Now, despite taking advantage of an entirely different environment and class of subjects, I did not completely neglect my normal pursuits. On a cut-off stump not far from the previous two subjects here, The Girlfriend spotted what she initially took to be a moth, wonderfully camouflaged against the dry wood. But a closer look said otherwise.
This was easily the smallest cicada species that I’d ever seen, and almost perfectly camouflaged in color and texture. I made a quick attempt to identify it through BugGuide.net, but didn’t initially find it and am not going to take the time for an idle pursuit – maybe later on when I’m cataloging. We’re heading down the page to a more detailed, profile shot as I type, while I mention that I did not come loaded for macro work, so the flash and softbox attachment were still sitting back in our room – this meant working with natural light under a forest canopy, so it’s actually a good amount of luck to have what I do. For the most part, this was a fairly lucky trip, really, with a couple of exceptions that I’ll be getting to in the upcoming bird post. And of course, I never did see any cottonmouth. Nor scorpions, though I admit I barely tried at all for this one, but one of these trips I’m going to rip the place up until I find and photograph one. I won’t admit to doing so until I’m successful, though – that’s a nature photography blogger’s tip.
I’m getting in the habit of doing the ‘strong close,’ or what I like to imagine is one, anyway, so we’ll return to the beach and sunrise, to feature a tighter crop of a telephoto shot, taken while waiting for the sun to come up after spotting a distant fishing boat. The sky was nicely textured, so I included a significant portion against a very small boat, and the end effect (to me at least) is one of the sky practically looming over the boat, as if they would look behind them and see this huge red wall instead of, you know, the same kind of sky that I was seeing without the lens.
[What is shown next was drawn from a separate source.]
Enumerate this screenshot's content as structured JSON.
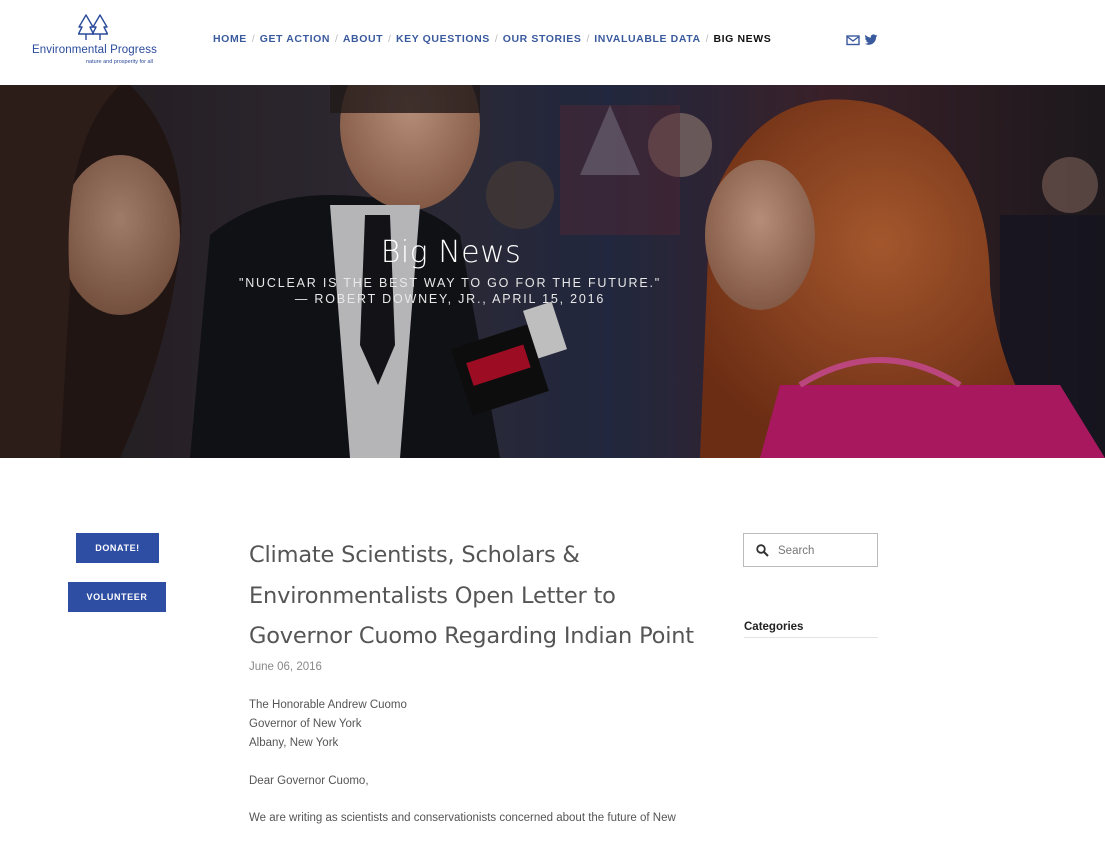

All the birds from this trip (well, not all of them) are on the way. Gonna be a big post.